● **Prompt**:
In the entries below, how many lines contain "Default"? Answer with the number and nothing else.

Data records
-=-=-

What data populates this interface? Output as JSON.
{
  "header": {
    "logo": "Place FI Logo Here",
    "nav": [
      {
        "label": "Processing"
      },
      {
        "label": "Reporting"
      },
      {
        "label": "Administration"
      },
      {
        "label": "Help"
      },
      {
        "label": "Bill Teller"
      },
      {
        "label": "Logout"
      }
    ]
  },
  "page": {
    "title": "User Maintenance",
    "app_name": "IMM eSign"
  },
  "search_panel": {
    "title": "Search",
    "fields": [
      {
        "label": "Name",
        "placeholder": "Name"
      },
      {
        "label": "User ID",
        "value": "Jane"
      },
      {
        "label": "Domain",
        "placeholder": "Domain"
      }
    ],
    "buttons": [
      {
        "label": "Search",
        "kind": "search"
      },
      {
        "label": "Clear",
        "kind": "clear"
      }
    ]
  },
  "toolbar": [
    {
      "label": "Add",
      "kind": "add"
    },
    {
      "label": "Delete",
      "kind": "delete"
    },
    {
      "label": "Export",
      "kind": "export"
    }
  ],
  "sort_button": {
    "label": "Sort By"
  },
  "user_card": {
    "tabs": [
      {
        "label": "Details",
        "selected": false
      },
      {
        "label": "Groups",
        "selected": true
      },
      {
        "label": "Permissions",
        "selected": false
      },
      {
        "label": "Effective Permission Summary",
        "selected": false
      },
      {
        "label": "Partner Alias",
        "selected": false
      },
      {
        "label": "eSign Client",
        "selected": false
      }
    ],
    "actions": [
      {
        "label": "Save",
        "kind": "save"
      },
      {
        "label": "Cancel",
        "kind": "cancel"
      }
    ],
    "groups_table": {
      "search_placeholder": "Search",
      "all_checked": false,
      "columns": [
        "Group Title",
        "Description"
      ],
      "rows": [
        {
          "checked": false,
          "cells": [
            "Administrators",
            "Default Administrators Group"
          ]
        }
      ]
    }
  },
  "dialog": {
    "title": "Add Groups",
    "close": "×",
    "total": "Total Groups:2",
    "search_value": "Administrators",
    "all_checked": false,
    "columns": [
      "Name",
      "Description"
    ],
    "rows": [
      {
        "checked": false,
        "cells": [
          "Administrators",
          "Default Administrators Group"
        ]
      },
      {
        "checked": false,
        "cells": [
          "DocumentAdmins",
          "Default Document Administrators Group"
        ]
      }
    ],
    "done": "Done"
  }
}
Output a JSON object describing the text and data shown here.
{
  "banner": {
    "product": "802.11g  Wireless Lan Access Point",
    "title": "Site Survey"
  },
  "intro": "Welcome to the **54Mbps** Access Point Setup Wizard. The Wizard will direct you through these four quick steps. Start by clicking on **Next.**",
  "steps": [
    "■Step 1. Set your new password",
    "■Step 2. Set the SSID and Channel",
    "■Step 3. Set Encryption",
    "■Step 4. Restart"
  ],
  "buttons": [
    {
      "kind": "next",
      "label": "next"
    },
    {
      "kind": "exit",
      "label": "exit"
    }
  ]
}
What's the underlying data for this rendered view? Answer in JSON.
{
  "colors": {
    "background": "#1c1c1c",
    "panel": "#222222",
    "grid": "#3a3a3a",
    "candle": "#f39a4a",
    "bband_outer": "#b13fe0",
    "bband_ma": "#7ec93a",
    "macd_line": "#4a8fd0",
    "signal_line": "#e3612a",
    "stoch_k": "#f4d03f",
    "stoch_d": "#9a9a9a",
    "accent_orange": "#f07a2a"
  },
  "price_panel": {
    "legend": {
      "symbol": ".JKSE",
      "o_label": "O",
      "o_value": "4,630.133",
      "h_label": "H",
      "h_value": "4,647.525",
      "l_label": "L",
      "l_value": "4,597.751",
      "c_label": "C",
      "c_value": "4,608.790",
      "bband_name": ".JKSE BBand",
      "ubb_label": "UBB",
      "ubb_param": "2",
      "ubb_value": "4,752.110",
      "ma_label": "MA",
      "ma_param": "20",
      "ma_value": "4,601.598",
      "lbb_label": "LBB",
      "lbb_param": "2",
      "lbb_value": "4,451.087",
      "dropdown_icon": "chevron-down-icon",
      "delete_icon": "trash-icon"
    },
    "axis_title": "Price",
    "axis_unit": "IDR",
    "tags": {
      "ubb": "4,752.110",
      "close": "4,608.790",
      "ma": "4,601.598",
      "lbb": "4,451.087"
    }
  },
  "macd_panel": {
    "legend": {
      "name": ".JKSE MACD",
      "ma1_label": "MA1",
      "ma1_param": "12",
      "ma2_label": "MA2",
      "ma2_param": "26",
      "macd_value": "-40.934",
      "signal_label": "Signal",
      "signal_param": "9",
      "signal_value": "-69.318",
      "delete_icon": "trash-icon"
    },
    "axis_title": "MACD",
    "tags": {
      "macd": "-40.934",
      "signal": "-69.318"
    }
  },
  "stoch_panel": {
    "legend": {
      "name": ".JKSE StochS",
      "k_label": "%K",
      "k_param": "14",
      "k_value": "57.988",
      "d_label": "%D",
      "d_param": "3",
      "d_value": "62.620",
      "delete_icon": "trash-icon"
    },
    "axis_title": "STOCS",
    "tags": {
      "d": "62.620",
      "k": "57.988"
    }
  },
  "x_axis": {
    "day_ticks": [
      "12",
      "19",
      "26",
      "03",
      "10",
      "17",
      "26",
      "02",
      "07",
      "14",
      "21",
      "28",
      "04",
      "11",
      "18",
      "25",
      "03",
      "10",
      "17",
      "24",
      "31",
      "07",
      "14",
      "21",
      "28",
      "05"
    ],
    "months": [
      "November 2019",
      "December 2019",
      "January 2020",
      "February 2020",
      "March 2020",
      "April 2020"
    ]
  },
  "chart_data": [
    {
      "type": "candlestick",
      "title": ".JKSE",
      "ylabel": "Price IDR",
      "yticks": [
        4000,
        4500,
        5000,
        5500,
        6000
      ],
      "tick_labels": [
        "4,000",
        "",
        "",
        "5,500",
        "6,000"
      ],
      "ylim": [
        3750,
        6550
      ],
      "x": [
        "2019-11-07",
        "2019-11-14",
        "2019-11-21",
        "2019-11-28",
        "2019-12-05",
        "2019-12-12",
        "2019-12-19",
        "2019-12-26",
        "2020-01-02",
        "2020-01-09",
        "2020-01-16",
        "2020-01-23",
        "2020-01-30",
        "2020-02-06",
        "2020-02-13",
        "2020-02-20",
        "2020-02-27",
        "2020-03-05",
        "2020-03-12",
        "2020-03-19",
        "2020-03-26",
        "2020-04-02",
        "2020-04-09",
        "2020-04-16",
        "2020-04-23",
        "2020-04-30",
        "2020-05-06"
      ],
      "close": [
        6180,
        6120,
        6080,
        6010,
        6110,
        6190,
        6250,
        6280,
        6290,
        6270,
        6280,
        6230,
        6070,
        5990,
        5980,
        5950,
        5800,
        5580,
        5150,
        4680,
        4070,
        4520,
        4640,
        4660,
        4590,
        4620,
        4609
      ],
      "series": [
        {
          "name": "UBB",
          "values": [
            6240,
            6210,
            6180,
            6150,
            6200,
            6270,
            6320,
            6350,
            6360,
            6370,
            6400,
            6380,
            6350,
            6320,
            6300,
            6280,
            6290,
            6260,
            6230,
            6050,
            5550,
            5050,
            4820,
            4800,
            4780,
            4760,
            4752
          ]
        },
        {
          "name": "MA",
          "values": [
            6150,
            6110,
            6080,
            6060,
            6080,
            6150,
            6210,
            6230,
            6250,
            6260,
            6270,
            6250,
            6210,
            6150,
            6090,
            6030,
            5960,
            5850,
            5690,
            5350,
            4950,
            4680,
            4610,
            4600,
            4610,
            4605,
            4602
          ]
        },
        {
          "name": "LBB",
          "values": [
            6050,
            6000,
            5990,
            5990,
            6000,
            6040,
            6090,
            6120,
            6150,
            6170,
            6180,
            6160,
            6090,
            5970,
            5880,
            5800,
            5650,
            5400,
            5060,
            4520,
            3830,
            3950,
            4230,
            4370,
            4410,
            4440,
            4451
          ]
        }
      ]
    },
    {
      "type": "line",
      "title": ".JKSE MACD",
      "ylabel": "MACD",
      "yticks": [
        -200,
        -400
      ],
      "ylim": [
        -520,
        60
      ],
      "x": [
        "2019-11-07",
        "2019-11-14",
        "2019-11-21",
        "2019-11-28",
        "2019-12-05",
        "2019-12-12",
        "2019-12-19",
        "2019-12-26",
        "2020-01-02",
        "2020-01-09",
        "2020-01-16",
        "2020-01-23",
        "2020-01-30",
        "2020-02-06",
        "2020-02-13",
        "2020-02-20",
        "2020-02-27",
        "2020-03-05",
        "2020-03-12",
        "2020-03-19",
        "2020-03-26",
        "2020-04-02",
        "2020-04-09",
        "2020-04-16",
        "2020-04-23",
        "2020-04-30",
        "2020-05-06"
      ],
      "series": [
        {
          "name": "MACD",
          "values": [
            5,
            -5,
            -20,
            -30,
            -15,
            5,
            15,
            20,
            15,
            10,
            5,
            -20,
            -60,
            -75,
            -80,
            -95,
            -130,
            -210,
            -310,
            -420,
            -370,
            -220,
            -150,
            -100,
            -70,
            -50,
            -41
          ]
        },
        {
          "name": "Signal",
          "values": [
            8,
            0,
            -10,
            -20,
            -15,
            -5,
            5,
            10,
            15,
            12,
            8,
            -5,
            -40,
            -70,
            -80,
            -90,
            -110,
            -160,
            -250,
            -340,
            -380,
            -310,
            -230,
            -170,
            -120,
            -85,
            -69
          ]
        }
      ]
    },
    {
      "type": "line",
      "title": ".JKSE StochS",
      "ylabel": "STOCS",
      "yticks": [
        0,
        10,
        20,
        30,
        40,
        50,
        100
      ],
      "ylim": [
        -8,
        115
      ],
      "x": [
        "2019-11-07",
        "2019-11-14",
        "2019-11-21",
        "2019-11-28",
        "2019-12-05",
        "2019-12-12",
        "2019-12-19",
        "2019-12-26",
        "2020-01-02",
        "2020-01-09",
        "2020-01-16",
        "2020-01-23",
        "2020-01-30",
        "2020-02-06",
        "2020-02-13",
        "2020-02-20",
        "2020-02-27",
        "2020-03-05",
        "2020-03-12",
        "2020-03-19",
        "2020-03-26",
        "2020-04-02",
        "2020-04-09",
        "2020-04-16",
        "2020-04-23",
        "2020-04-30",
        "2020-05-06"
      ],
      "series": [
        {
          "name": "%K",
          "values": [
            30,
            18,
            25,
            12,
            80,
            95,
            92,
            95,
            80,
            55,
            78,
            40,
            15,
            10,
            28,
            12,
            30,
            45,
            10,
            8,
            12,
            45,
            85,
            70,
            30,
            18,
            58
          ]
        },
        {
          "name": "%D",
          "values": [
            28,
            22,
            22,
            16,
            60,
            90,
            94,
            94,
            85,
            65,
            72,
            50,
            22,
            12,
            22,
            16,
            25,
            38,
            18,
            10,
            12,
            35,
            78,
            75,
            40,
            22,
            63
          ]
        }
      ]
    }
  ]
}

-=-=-

● **Task solution**:
3